This drug may cause sedation, amnesia, impaired concentration and muscular function, if affected, do not drive or operate machinery.
Monitor the level of sedation, respiratory rate, heart rate, blood pressure, oxygen saturation (e.g. pulse oximetry), vital signs.

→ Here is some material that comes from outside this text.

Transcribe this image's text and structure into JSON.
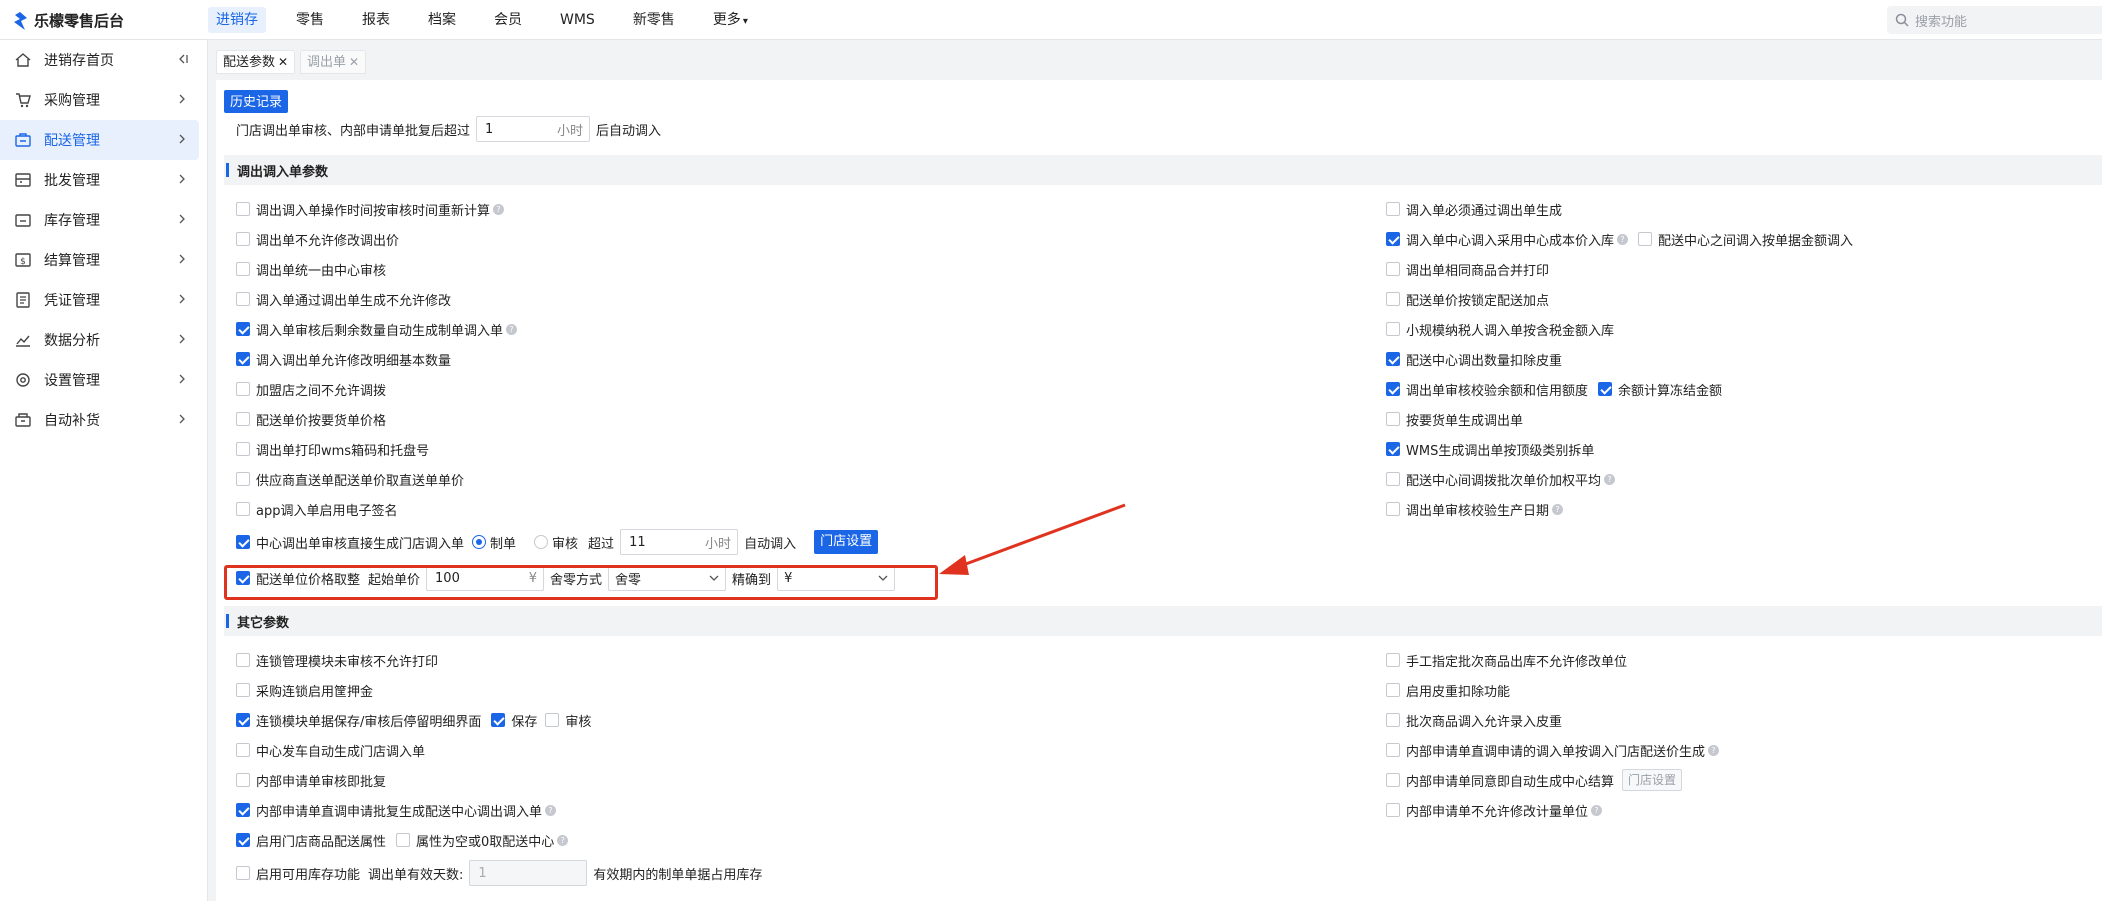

Symptoms: Sedation, somnolence, confusion, impaired coordination, diminished reflexes, coma and deleterious effects on vital signs. Management: Symptomatic and supportive treatment. Monitor respiration, pulse rate, blood pressure and hepatic function. Maintain adequate airway and support of ventilation, including administration of oxygen. IV fluid therapy, repositioning, judicious use of appropriate vasopressors may be done in case of hypotension. Gastrointestinal decontamination (e.g. lavage, activated charcoal) may be considered within 1-2 hours after ingestion or once the patient’s airway is secured. Flumazenil may be given as an antidote.

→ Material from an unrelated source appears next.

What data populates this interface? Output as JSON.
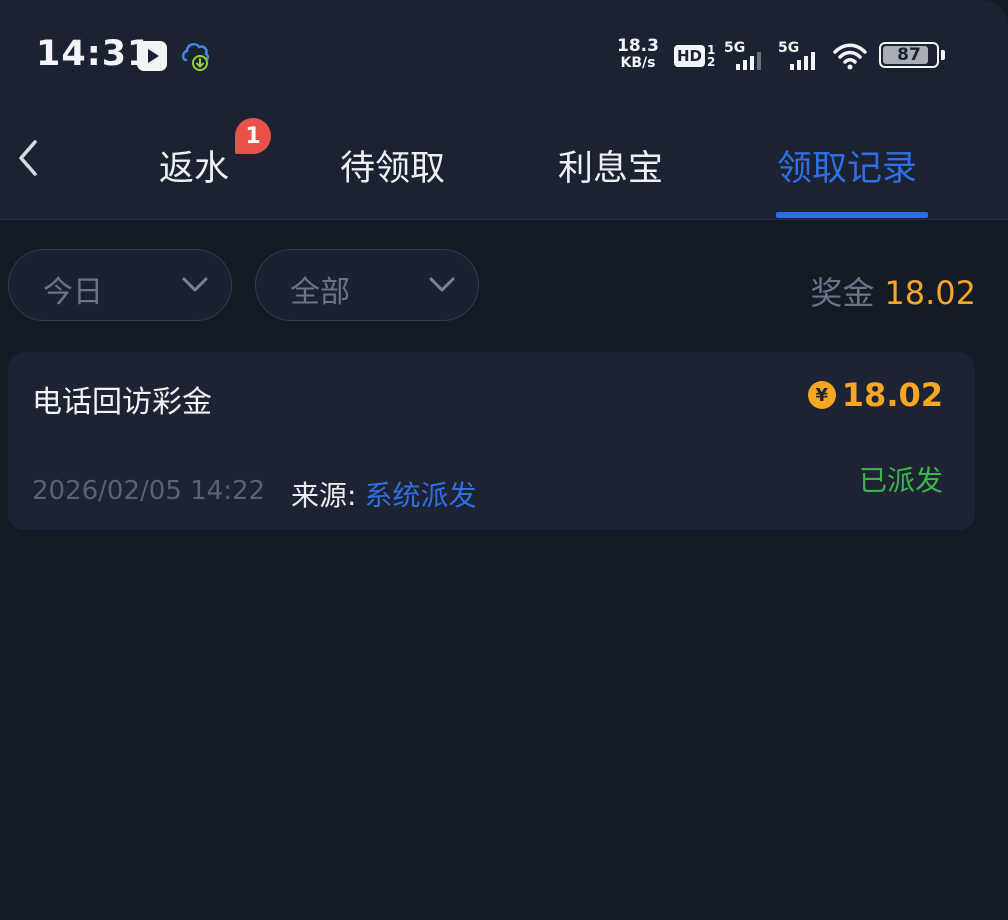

Decreased plasma concentration with CYP3A4 inducers (e.g. rifampicin, carbamazepine, phenytoin). Potentiate the action of antipsychotics, barbiturates, propofol, ketamine, sedative antidepressants, antihistamines and centrally acting antihypertensive drugs. Potentially Fatal: Increased plasma concentrations with CYP3A4 inhibitors (e.g. ketoconazole, itraconazole, voriconazole, clarithromycin, telithromycin, boceprevir, nefazodone). Increased risk of profound sedation, respiratory depression, coma and death with opioids (e.g. morphine, meperidine, fentanyl).
Enhanced CNS depressant effects of alcohol. Decreased plasma concentration with St. John’s wort. Increased plasma concentration with grapefruit juice.
Description: Midazolam binds to stereospecific benzodiazepine receptors on the postsynaptic GABA neuron at various sites within the CNS, including limbic system and reticular formation. Enhancement of the inhibitory effect of GABA on neuronal excitability results by increased neuronal membrane permeability to Cl ions, which results in hyperpolarisation and stabilisation. Onset: Approx 15 minutes; 3-5 minutes (IV); 10-20 minutes (oral). Duration: Up to 6 hours (IM); <2 hours (IV: single dose). Pharmacokinetics: Absorption: Rapidly absorbed. Bioavailability: 40-50% (oral); >90% (IM). Time to peak plasma concentration: 0.5-1 hour (IM); 0.17-2.65 hours (oral). Distribution: Widely distributed in the body, including CSF. Crosses the placenta and enters the breastmilk. Volume of distribution: 1-3.1 L/kg, increased in females, elderly and obesity. Plasma protein binding: Approx 97%, mainly albumin. Metabolism: Extensively metabolised in the liver by CYP3A isoenzyme; 60-70% of biotransformed midazolam is 1-hyrdoxy-midazolam or α-hydroxymidazolam (active metabolite). Excretion: Oral: Via urine (approx 90% within 24 hours; mainly as glucuronide conjugates [60-70%]; <3% as unchanged drug); faeces (approx 2-10% over 5 days). Elimination half-life: 3 hours; 4.2±1.87 hours (IM); <1 hour (active metabolite).